Exercise data:
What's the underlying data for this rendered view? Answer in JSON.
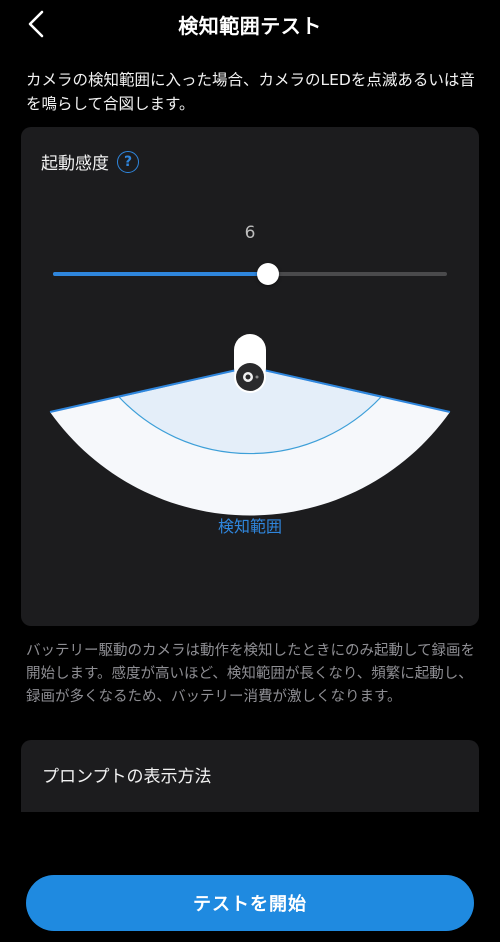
{
  "header": {
    "title": "検知範囲テスト",
    "back_icon": "chevron-left-icon"
  },
  "description": "カメラの検知範囲に入った場合、カメラのLEDを点滅あるいは音を鳴らして合図します。",
  "sensitivity": {
    "label": "起動感度",
    "help_icon": "question-circle-icon",
    "help_glyph": "?",
    "value": "6",
    "fill_fraction": 0.545,
    "range_label": "検知範囲"
  },
  "info_text": "バッテリー駆動のカメラは動作を検知したときにのみ起動して録画を開始します。感度が高いほど、検知範囲が長くなり、頻繁に起動し、録画が多くなるため、バッテリー消費が激しくなります。",
  "prompt_section": {
    "title": "プロンプトの表示方法"
  },
  "start_button": {
    "label": "テストを開始"
  },
  "colors": {
    "accent": "#2f86dd",
    "button": "#1f8ae0",
    "card_bg": "#1c1c1e",
    "background": "#000000"
  }
}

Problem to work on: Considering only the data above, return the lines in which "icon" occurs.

Answer area:
    "back_icon": "chevron-left-icon"
    "help_icon": "question-circle-icon",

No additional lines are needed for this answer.